The Request Pattern

This document extends the general Observer Pattern with the ability to respond.

Copyright and Language can be found in RFC1

Change Process

This document is governed by the Consensus-Oriented Specification System (COSS).

Goal

This pattern is a combination of “Observer Pattern” found in e.g. Qt and “Request-reply Pattern” found in e.g. web-server communication and is useful in inter-process communication between decoupled, yet associated components of a software architecture design; particularly GUI programming.

                      __________       
                     |          |      
 ____________        |  signal  |        _________
|            |------>|__________|------>|         |
|  graphics  |        __________        |  logic  |
|____________|<------|          |<------|_________|
                     |  signal  |       
                     |__________|

Picture a graphical user interface (graphics) where a button represents performing a command; e.g. running a program.

Traditionally (e.g. in MVP), graphics isn’t actually performing any actions, but merely communicating that this is what the user has requested to have happen.

logic may be subscribed to the events of graphics. When the button within graphics is pressed, an event may be emitted that is received by logic. Once logic is finished performing the requested operation, logic may signal back to graphics that the action has been performed, so as to let graphics illustrate this to the user; e.g. with a notification widget.

In this example, the signal is a one-way stream of information. Data may only be passed from graphics to logic; subject to observer.
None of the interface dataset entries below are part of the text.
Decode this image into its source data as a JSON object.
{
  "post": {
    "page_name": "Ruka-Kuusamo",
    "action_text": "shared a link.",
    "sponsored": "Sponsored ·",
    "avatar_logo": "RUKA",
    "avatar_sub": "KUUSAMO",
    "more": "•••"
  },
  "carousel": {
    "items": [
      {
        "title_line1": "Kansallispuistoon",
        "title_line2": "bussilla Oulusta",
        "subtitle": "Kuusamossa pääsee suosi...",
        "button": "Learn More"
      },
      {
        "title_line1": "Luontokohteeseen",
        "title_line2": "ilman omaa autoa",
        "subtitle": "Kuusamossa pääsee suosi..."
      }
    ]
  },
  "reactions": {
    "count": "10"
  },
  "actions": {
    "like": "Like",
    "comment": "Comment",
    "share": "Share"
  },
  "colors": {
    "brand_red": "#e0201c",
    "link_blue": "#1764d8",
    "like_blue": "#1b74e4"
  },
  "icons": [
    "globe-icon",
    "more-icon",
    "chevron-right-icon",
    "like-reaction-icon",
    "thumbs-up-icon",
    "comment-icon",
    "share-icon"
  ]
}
However as we’ve just seen, there are two (2) signals for any action taking place.

In this scenario, graphics and logic are both observers and they are both subjects; e.g. they both request and they both respond.

# Subject on emitting, observer on receiving.
                    __________       
  subject          |          |        observer
 __________        |          |        _________
|          |------>|__________|------>|         |
|          |        __________        |         |
|__________|<------|          |<------|_________|
                   |          |       
  observer         |__________|        subject

The Request Pattern is a method of distilling this procedure into a single call; the request.

  subject                                observer
 __________         ___________         _________
|          |------>|           |------>|         |
|  button  |       |  request  |       |  logic  |
|__________|<------|___________|<------|_________|
 

Here, an observer is connected to subject via a request. The button in this scenario is said to emit a request as opposed to a signal. When button emits a request, the subscribed observer performs the given action and returns a value.

# Trivial example in Python
#  --------------------------------
#
#  Marcus doesn't know his own age 
#
#  --------------------------------- 
>>> observer = type('Marcus', (object,), {})()
>>> observer.get_age = Request()
>>> observer.get_age()
None

# Trivial example in Python
#  --------------------------------
#
#  Mom to the rescue
#
#  --------------------------------- 
>>> observer = type('Marcus', (object,), {})()
>>> observer.get_age = Request()

>>> subject = type('Mom', (object,), {})()
>>> subject.give_age = lambda: 27

>>> observer.get_age.connect(subject.give_age)
>>> observer.get_age()
27

Architecture

Multiple observers

As a side-effect to the given loose-coupling of this pattern, request objects may cope with multiple observers.

In the majority of cases, a request will have 0-1 observers. 0 meaning no one is there to answer the request - in which case it may simply return a null - 1 meaning there is exactly one component potentially capable of fullfilling the request. I say “potentially” because even though in the majority of cases, the return value will be what is expected, but the pattern allows for non-expected return values as well.

                                        _________
                    ___________        |         |
 __________        |           |------>| primary |  # In the cloud
|          |------>|           |<------|_________|
| graphics |       |  request  |        ___________
|__________|<------|           |------>|           |
                   |___________|<------| secondary |  # Local
                                       |___________|
 

Picture another graphical user interface. This one has a button within graphics which requests the factorial of a very high number, requiring phenomenal computational horse-power.

When the button is pressed, graphics sends a request to a worker in the cloud; primary, a remote workstation with plentiful of computational horse-power. When primary has completed performing this task, it returns a value to graphics.

Now, what if the graphics suddenly got cut-off from the internet? primary would no longer be there to fulfill its duties and yet the user is awaiting an answer. In this scenario, another observer may be subscribed to the request, secondary, to fill in for when primary fails. This observer is running the operation locally and thus is a little slower; but, it gets the job done.

This pattern of handling and discarding requests may be called the Strategy Pattern

# Multiple observers example
observer = type('Math', (object,), {})()
observer.get_factorial = pifou.signal.Request()

subject1 = type('CloudService', (object,), {})()
subject2 = type('LocalService', (object,), {})()


def compute_remote():
    # Fails..
    return None


def compute_local():
    time.sleep(1)
    return 27


subject1.give_factorial = compute_remotely  # First one to try
subject2.give_factorial = compute_locally

observer.get_factorial.connect(subject1.give_factorial)
observer.get_factorial.connect(subject2.give_factorial)
observer.get_factorial()